Speaking of kale withering away, we bought the bunch used in this post over a week ago. I stored it the way I normally do, in a vase in the fridge with a little water to keep it hydrated. After a couple days though, the leaves started to look a little droopy. I replaced the water in the vase, which helped a bit but not much. Finally, this morning it occurred to me that maybe our little kale was missing the sunshine. I took take vase out of the fridge, set it in the sun and the kale perked right up. Which brings me to today’s helpful tip:
Kale chips are a salty snack with a satisfying crispness. There are a million recipes out there for kale chips. This one is mine. I like using a bit of granulated garlic to add a little savoriness to them, and I like to cook them slowly at a low temperature to prevent the oil from burning. The most important thing to remember is that the kale needs to be thoroughly dried before tossing the oil. Otherwise they tend to steam, and really, who wants that?
These are lovely served as a snack with a nice cold drink to wash them down.
Kale Chips - serves 2-4
6 – 8 stalks of fresh kale
2 tablespoons olive oil
1/4 teaspoons granulated garlic
1/4 teaspoon table salt
Pre-heat the oven to 300 degrees.
Cut the spines out of each kale stalk and discard. Cut the leaves into bite sized pieces, about 1 or 2 square inches, roughly.
In a large bowl, toss the kale with olive oil, granulated garlic and salt.
Arrange the leaves in one layer on a large baking sheet or two. You may need to work in batches.
Bake for 25 minutes, or until the kale is crisp and not at all soft.
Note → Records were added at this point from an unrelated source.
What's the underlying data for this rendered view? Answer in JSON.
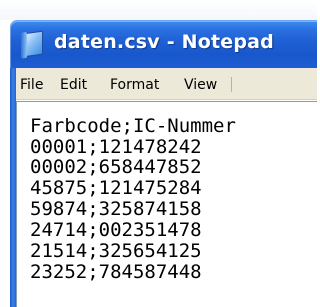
{
  "window": {
    "title": "daten.csv - Notepad"
  },
  "menu": {
    "file": "File",
    "edit": "Edit",
    "format": "Format",
    "view": "View"
  },
  "editor": {
    "lines": [
      "Farbcode;IC-Nummer",
      "00001;121478242",
      "00002;658447852",
      "45875;121475284",
      "59874;325874158",
      "24714;002351478",
      "21514;325654125",
      "23252;784587448"
    ]
  },
  "icons": {
    "app": "notepad-icon"
  },
  "colors": {
    "titlebar": "#1e5fd4",
    "menubar": "#ece9d8",
    "editor_background": "#ffffff"
  }
}
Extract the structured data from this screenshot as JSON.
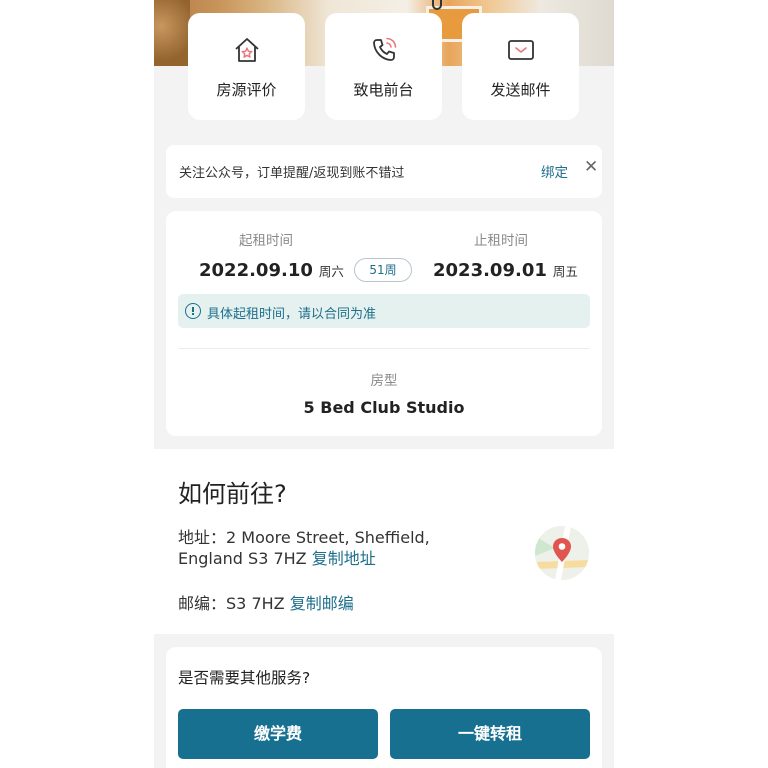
{
  "actions": [
    {
      "label": "房源评价",
      "icon": "house-star-icon"
    },
    {
      "label": "致电前台",
      "icon": "phone-call-icon"
    },
    {
      "label": "发送邮件",
      "icon": "envelope-icon"
    }
  ],
  "banner": {
    "text": "关注公众号，订单提醒/返现到账不错过",
    "bind_label": "绑定",
    "close_glyph": "✕"
  },
  "lease": {
    "start_label": "起租时间",
    "start_date": "2022.09.10",
    "start_weekday": "周六",
    "duration": "51周",
    "end_label": "止租时间",
    "end_date": "2023.09.01",
    "end_weekday": "周五",
    "note": "具体起租时间，请以合同为准",
    "room_type_label": "房型",
    "room_type": "5 Bed Club Studio"
  },
  "directions": {
    "title": "如何前往?",
    "address_prefix": "地址：",
    "address": "2 Moore Street, Sheffield, England S3 7HZ",
    "copy_address": "复制地址",
    "postcode_prefix": "邮编：",
    "postcode": "S3 7HZ",
    "copy_postcode": "复制邮编"
  },
  "services": {
    "question": "是否需要其他服务?",
    "pay_tuition": "缴学费",
    "transfer": "一键转租"
  },
  "colors": {
    "accent": "#1e6f8c",
    "button": "#17708f",
    "icon_pink": "#e9757c",
    "note_bg": "#e4f1ef"
  }
}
Allow to cool before transferring to a serving dish.
Serve alone or at parties to guests who will say you’re tremendously clever for baking kale into a chip.